## RECORDS SHOWN
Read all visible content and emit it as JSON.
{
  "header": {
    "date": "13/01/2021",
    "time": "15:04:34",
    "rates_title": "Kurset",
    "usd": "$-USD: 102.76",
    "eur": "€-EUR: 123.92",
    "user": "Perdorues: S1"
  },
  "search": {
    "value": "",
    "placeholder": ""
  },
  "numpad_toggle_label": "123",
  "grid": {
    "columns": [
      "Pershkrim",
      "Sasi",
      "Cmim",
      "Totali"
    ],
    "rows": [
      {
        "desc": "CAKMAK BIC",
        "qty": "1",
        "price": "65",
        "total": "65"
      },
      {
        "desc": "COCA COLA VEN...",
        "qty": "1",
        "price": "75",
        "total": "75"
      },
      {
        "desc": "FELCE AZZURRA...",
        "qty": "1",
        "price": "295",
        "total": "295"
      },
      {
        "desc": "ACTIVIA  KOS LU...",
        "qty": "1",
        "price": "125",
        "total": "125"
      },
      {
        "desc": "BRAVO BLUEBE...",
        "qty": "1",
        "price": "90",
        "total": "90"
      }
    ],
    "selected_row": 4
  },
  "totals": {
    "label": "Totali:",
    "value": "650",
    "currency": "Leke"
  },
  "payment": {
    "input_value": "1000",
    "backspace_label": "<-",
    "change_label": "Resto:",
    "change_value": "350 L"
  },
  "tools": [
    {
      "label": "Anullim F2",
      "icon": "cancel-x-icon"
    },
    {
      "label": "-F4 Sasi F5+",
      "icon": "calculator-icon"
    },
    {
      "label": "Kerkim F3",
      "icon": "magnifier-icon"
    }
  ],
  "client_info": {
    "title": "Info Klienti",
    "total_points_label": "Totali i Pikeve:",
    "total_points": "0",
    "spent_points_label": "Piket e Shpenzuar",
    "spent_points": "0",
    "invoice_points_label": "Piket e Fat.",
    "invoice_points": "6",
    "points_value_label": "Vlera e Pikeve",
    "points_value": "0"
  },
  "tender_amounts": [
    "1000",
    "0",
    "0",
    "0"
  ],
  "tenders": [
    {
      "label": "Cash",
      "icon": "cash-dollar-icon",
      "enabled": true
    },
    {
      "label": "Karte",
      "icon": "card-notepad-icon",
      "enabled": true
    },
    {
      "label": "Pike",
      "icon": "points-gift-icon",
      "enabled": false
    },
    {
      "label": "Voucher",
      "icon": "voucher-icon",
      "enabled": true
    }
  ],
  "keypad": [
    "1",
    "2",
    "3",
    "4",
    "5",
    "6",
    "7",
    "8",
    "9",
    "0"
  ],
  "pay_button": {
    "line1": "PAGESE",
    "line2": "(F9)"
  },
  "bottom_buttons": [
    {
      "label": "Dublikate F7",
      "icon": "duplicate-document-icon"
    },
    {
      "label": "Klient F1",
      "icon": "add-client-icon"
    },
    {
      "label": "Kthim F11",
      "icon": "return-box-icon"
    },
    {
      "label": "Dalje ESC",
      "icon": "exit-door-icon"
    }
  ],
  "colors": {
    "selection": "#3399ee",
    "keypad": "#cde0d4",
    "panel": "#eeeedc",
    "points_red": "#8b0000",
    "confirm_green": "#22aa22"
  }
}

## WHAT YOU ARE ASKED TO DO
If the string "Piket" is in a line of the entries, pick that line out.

## ANSWER TO THIS TASK
    "spent_points_label": "Piket e Shpenzuar",
    "invoice_points_label": "Piket e Fat.",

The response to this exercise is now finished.